  • The Pre-IND meeting format [WRO, in-person, videoconference, teleconference]
  • A list of potential dates and times you are available for a meeting
  • The objective and agenda of the meeting
  • A list of questions, grouped by disciplines, so relevant FDA personnel can be present for the meeting
  • A list of the people who will attend the meeting from the sponsor’s side, along with their titles, organizations, and affiliations. This includes interpreters and consultants.
  • The date the pre-IND briefing packet will be delivered

2. Pre-IND Briefing Package

If the meeting is granted, a Pre-IND briefing package must be sent no later than 30 days before the meeting date. This comprehensive packet includes the same information as the request letter (as given above), in addition to the following additional elements:

  • Chemical properties and details of the drug
  • Documentation of the drug’s (and placebo, if applicable) manufacturing and controls, characteristics, release assays, and analytical methods
  • Development plan for the clinical trial
  • In vitro and In vivo pharmacology studies
  • Toxicology studies (if available)
  • Nonclinical studies
  • Prior clinical research for the proposed indication (if available)
  • Information about the medical condition or disease being prevented or treated
  • Standard care options
  • The medical rationale for the novel drug or new indication

Note that the Pre-IND package is not limited to the items listed above, and supplementary information can be added if it is particularly relevant to your Pre-IND meeting.

Pre-IND FDA meeting guidance

With only one hour available for the meeting, it is vital that you and your attendees are well-prepared and focused. Some FDA meeting guidance to keep in mind:
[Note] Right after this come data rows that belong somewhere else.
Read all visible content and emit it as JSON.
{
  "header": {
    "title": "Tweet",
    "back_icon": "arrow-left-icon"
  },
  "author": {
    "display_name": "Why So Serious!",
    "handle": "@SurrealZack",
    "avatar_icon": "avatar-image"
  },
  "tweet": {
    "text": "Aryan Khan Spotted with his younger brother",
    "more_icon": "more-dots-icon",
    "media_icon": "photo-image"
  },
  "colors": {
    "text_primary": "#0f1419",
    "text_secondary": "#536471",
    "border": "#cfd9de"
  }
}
1. Know the science and position of your research, as your impression on the FDA will be defined by this first meeting

2. Create an agenda and formally rehearse questions before the meeting

3. Assign roles to the attendees, for example:

  • A primary voice to lead the meeting
  • A secondary voice to ask scientific questions
  • Someone to take meeting notes

4. Answer questions from the FDA succinctly and transparently

5. Stay on topic and only ask the questions you have submitted with your Pre-IND meeting request. It is important to know that pre IND meetings are not open-dialogue sessions.

6. There may be more people than you expect on the FDA’s side of the meeting, but that is not a matter of concern. Pre IND meetings are discussions, not a review or investigation.


Submitting an IND in clinical trials is a daunting task, especially for sponsors or investigators who do not have prior experience, which is why it may be worth the time to request a Pre-IND meeting. Using the FDA’s early feedback, you can optimize your drug development and preclinical research plan to set yourself up for IND approval, potentially reducing time to eventual FDA approval of your new drug by years.